> _Records supplied_
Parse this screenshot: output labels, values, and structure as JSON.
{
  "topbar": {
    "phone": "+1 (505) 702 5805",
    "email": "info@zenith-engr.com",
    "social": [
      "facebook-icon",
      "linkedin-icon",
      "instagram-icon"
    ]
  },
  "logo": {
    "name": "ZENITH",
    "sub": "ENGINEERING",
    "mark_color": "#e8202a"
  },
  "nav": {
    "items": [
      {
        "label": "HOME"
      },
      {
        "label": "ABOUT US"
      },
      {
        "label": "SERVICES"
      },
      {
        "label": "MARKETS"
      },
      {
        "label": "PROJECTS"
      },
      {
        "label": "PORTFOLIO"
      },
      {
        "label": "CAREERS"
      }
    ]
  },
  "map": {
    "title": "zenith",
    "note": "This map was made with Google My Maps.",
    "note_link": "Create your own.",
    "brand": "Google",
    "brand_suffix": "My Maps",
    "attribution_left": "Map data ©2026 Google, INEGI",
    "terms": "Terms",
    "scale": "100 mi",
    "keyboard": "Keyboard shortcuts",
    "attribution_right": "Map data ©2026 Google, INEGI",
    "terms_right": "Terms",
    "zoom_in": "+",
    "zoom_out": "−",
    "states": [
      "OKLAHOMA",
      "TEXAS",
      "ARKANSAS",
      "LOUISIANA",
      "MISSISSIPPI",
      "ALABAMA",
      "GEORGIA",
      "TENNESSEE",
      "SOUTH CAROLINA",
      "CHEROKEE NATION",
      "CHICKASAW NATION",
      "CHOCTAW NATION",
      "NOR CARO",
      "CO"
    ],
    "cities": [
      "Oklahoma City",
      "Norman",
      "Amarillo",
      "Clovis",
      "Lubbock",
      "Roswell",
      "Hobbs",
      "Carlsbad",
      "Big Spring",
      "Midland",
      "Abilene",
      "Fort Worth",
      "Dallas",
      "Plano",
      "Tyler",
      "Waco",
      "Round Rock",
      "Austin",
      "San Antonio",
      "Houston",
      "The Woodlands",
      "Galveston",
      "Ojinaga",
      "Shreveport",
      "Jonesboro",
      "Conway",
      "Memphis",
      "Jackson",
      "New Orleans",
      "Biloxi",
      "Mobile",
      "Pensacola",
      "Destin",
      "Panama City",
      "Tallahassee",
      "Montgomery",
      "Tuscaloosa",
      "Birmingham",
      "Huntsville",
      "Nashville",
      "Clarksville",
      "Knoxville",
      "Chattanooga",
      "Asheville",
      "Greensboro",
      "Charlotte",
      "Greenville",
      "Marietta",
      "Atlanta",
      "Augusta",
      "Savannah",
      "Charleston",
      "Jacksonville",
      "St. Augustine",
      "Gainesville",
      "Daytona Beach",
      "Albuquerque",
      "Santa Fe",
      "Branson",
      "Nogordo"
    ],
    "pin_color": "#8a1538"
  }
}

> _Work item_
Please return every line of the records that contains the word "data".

> _Task response_
    "attribution_left": "Map data ©2026 Google, INEGI",
    "attribution_right": "Map data ©2026 Google, INEGI",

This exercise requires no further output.